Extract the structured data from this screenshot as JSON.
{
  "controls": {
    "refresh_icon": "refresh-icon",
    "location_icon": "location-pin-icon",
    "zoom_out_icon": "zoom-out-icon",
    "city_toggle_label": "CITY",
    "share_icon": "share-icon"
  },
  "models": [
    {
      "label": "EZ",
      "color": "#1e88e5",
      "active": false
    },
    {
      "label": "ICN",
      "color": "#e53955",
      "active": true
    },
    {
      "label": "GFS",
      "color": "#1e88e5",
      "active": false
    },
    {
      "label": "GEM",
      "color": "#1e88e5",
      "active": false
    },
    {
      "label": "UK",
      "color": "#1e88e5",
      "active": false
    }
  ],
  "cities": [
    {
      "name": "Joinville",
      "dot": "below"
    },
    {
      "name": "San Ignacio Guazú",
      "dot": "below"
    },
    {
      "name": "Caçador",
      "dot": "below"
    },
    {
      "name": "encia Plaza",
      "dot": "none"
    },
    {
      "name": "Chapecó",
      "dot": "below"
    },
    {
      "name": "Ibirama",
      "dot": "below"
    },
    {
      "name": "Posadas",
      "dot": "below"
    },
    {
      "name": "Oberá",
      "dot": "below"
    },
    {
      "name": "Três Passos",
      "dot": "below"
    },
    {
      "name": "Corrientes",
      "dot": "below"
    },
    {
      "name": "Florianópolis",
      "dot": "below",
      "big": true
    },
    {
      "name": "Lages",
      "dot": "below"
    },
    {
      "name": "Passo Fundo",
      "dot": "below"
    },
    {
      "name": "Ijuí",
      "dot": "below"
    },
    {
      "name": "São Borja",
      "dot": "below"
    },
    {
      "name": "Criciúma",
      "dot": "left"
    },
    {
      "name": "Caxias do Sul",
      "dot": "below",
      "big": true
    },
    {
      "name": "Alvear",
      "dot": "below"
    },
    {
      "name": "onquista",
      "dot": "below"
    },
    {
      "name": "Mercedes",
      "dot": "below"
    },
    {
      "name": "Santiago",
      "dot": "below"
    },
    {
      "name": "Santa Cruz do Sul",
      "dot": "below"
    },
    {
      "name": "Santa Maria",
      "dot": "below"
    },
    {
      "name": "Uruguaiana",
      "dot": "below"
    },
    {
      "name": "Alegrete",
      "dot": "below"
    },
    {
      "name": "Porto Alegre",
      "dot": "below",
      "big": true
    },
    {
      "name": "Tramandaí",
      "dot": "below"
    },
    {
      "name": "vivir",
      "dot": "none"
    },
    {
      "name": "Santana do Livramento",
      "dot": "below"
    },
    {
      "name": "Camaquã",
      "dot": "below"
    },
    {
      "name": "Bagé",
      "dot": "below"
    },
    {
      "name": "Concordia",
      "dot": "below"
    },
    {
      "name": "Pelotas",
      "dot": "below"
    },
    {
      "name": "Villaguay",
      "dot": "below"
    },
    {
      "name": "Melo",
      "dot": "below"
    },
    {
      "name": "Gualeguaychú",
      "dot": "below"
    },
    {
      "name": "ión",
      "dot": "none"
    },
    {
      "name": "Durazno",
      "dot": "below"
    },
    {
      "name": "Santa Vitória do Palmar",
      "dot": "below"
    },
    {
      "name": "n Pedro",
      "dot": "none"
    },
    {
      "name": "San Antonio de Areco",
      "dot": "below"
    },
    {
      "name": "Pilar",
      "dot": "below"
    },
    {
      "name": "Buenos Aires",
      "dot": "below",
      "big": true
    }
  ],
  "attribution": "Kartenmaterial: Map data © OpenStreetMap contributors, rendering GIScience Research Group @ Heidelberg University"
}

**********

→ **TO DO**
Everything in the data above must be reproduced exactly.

→ **YOUR SOLUTION**
Extract the structured data from this screenshot as JSON.
{
  "controls": {
    "refresh_icon": "refresh-icon",
    "location_icon": "location-pin-icon",
    "zoom_out_icon": "zoom-out-icon",
    "city_toggle_label": "CITY",
    "share_icon": "share-icon"
  },
  "models": [
    {
      "label": "EZ",
      "color": "#1e88e5",
      "active": false
    },
    {
      "label": "ICN",
      "color": "#e53955",
      "active": true
    },
    {
      "label": "GFS",
      "color": "#1e88e5",
      "active": false
    },
    {
      "label": "GEM",
      "color": "#1e88e5",
      "active": false
    },
    {
      "label": "UK",
      "color": "#1e88e5",
      "active": false
    }
  ],
  "cities": [
    {
      "name": "Joinville",
      "dot": "below"
    },
    {
      "name": "San Ignacio Guazú",
      "dot": "below"
    },
    {
      "name": "Caçador",
      "dot": "below"
    },
    {
      "name": "encia Plaza",
      "dot": "none"
    },
    {
      "name": "Chapecó",
      "dot": "below"
    },
    {
      "name": "Ibirama",
      "dot": "below"
    },
    {
      "name": "Posadas",
      "dot": "below"
    },
    {
      "name": "Oberá",
      "dot": "below"
    },
    {
      "name": "Três Passos",
      "dot": "below"
    },
    {
      "name": "Corrientes",
      "dot": "below"
    },
    {
      "name": "Florianópolis",
      "dot": "below",
      "big": true
    },
    {
      "name": "Lages",
      "dot": "below"
    },
    {
      "name": "Passo Fundo",
      "dot": "below"
    },
    {
      "name": "Ijuí",
      "dot": "below"
    },
    {
      "name": "São Borja",
      "dot": "below"
    },
    {
      "name": "Criciúma",
      "dot": "left"
    },
    {
      "name": "Caxias do Sul",
      "dot": "below",
      "big": true
    },
    {
      "name": "Alvear",
      "dot": "below"
    },
    {
      "name": "onquista",
      "dot": "below"
    },
    {
      "name": "Mercedes",
      "dot": "below"
    },
    {
      "name": "Santiago",
      "dot": "below"
    },
    {
      "name": "Santa Cruz do Sul",
      "dot": "below"
    },
    {
      "name": "Santa Maria",
      "dot": "below"
    },
    {
      "name": "Uruguaiana",
      "dot": "below"
    },
    {
      "name": "Alegrete",
      "dot": "below"
    },
    {
      "name": "Porto Alegre",
      "dot": "below",
      "big": true
    },
    {
      "name": "Tramandaí",
      "dot": "below"
    },
    {
      "name": "vivir",
      "dot": "none"
    },
    {
      "name": "Santana do Livramento",
      "dot": "below"
    },
    {
      "name": "Camaquã",
      "dot": "below"
    },
    {
      "name": "Bagé",
      "dot": "below"
    },
    {
      "name": "Concordia",
      "dot": "below"
    },
    {
      "name": "Pelotas",
      "dot": "below"
    },
    {
      "name": "Villaguay",
      "dot": "below"
    },
    {
      "name": "Melo",
      "dot": "below"
    },
    {
      "name": "Gualeguaychú",
      "dot": "below"
    },
    {
      "name": "ión",
      "dot": "none"
    },
    {
      "name": "Durazno",
      "dot": "below"
    },
    {
      "name": "Santa Vitória do Palmar",
      "dot": "below"
    },
    {
      "name": "n Pedro",
      "dot": "none"
    },
    {
      "name": "San Antonio de Areco",
      "dot": "below"
    },
    {
      "name": "Pilar",
      "dot": "below"
    },
    {
      "name": "Buenos Aires",
      "dot": "below",
      "big": true
    }
  ],
  "attribution": "Kartenmaterial: Map data © OpenStreetMap contributors, rendering GIScience Research Group @ Heidelberg University"
}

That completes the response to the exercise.